Recently I’ve been experiencing heavy disk usage on my system, to the point where it becomes highly unresponsive and even completely unusable in some situations (it hangs for even some minutes before unfreezing).
I’ve tried to diagnose the cause with iotop (with and without -aoP options), and found that [btrfs-transacti] seems to be the worst offender, iotop shows that it has heavy IO and disk write (almost a GB in a couple of hours of regular usage). Like I said this makes the system highly unresponsive, especially when some swap usage is involved.
It is unclear whether it was recurring event (and if yes, how often and at which intervals it happened) or just one off observation. If observed just once, it could well be related to deletion of large snapshot as example.

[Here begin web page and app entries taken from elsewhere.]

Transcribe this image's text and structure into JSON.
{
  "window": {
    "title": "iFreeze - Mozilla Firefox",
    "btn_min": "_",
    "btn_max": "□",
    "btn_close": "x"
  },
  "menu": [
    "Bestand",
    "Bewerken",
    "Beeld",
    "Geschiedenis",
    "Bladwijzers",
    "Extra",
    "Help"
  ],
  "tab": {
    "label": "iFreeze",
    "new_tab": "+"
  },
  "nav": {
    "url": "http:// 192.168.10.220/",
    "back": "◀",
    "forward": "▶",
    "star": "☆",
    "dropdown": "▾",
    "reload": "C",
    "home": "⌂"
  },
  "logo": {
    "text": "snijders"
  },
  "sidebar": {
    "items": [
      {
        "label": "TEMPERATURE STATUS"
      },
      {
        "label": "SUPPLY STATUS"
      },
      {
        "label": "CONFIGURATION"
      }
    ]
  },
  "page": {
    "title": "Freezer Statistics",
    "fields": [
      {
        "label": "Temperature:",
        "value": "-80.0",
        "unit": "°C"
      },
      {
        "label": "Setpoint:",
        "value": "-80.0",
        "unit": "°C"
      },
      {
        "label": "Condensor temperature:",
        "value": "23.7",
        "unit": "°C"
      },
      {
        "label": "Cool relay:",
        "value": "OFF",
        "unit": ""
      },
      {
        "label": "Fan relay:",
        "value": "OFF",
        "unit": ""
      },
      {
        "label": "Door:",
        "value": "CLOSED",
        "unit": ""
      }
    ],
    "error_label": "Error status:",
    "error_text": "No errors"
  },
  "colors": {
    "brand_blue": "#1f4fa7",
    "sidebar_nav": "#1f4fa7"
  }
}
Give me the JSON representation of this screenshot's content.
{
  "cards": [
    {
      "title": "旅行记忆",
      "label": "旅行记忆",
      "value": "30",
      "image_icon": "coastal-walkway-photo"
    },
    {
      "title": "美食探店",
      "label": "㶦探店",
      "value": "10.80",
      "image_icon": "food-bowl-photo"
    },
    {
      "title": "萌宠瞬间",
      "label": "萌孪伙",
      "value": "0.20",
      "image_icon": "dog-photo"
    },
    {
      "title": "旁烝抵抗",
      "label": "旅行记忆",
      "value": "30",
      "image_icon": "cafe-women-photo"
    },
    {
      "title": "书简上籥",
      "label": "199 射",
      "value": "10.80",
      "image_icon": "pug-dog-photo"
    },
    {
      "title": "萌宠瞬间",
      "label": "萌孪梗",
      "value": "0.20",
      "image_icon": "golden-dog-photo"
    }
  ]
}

Yes, fully updated system here. I update it regularly.
I’m on a laptop, it is equipped with an hard drive (no SSD), and the partition is pretty standard, a btrfs for root and a, ext4 for /home (plus swap and ntfs for windows). No RAID, a simple laptop like I said.
You’re getting down to around only 10GB free on the system partition. I try to keep at least 20GB free: My btrfs headaches went away after starting that practice. The new default partition size is 80GB.
You could try purging old kernels and removing the oldest snapshots, then run disk maintenance.
Aside from the information you already found about fragmentation:
COW (copy-on-write) filesystems have many advantages, but they also have some disadvantages, for example fragmentation. Btrfs lays out the data sequentially when files are written to the disk for first time, but a COW design implies that any subsequent modification to the file must not be written on top of the old data, but be placed in a free block, which will cause fragmentation (RPM databases are a common case of this problem). Aditionally, it suffers the fragmentation problems common to all filesystems.